[App and web page records]
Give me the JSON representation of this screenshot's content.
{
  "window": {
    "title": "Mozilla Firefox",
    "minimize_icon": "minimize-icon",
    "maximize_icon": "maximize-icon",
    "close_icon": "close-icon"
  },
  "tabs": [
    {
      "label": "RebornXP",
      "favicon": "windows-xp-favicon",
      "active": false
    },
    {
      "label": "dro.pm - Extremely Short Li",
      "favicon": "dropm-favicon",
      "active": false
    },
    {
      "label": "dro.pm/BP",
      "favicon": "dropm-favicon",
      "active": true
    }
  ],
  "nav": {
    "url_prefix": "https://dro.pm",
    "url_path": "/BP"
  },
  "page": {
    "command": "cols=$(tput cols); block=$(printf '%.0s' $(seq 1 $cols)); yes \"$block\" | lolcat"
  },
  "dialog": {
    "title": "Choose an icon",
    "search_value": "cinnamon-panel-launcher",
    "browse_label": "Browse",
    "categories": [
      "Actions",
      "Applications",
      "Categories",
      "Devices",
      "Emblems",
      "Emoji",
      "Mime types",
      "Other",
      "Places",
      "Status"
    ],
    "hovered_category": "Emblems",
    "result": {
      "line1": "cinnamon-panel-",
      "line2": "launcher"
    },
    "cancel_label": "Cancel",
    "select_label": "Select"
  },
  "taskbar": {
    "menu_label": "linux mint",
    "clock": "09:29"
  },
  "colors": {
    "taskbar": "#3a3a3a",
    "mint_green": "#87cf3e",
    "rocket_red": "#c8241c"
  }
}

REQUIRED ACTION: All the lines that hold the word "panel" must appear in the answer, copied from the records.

FINISHED EXERCISE:
    "search_value": "cinnamon-panel-launcher",
      "line1": "cinnamon-panel-",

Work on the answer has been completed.